very dominant character, a cosmic power, while Isaac resembles a
trapped animal, petrified with fright. A clear line of development
in the conception of Pann’s four versions of the subject discussed
here can be traced. It starts from an emphasis on the episode (the
scene taking place on a high altar, the clearly delineated figures,
the distinction between background and foreground); then, in
the second picture, the altar is lowered; and in the last two scenes
Isaac is laid on the ground. In the later versions it seems as if
Abraham and Isaac encompass the whole space between heaven
and earth; in the last picture Abraham’s cloak even looks like a
mountain ridge. Both figures become in the last stage forces of
nature — their bodies integrated with, and indeed replacing, the

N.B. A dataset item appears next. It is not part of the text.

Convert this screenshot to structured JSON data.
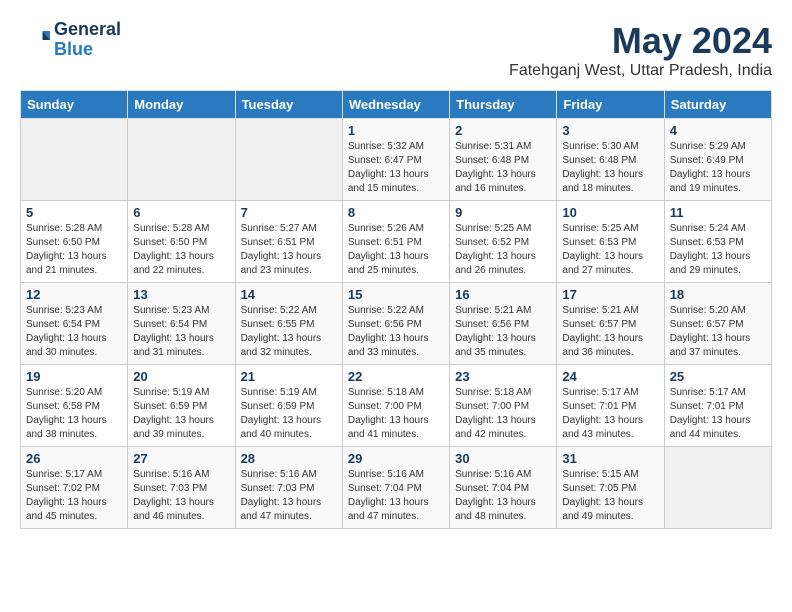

background.
The scenes also tend to become more and more intense and
emotionally charged, in response to the impact on the artist of
historical events and his own experiences. Pann’s art expressed
the progression of events in modern Jewish history. The pogroms
in Russia, which were depicted in his album
The Tear J u g ,
are the
source of inspiration for the earlier version of the
Sacrifice.
The
Sacrifice
symbolized for Pann the constant sacrifice of the Jewish
people on the altar of their faith. The 1942 picture was definitely
inspired by the events of the Holocaust in which Pann lost part of
his family.5This correlates with the revival of the theme of Isaac’s
Sacrifice in modern Hebrew literature, as exemplified by Uri Zvi
Greenberg’s poetry. The last picture is tragically connected with
Pann’s personal life: it commemorates the death of his son Eldad,
who fell in the 1948 War of Independence. The theme of the
Sacrifice of Isaac is dominant in the literature of the Palmach
generation, and is expressive of the times when fathers were
sending off their sons to die for their cause. Thus, Yigal Mossin-
sohn, in his play
Be-Arvot ha-Negev
(In the Plains of the Negev,
1949), writes: “We are a cruel generation, which slaughters its
young sons while the old people continue to live. Too many sons
have died in this war — and less parents.”6These events explain
the different portrayals in the two later paintings. In both, Abra­
ham no longer stares outward, hiding Isaac’s face as earlier, but
turns towards his son, clearly kissing him in the 1942 version. In
5 Information supplied by the artist’s son, Mr. Itiel Pann, for whose help I am
grateful.
6 Yigal Mossinsohn,
Be-Arvot ha-Negev,
Tel-Aviv, 1939, p. 101.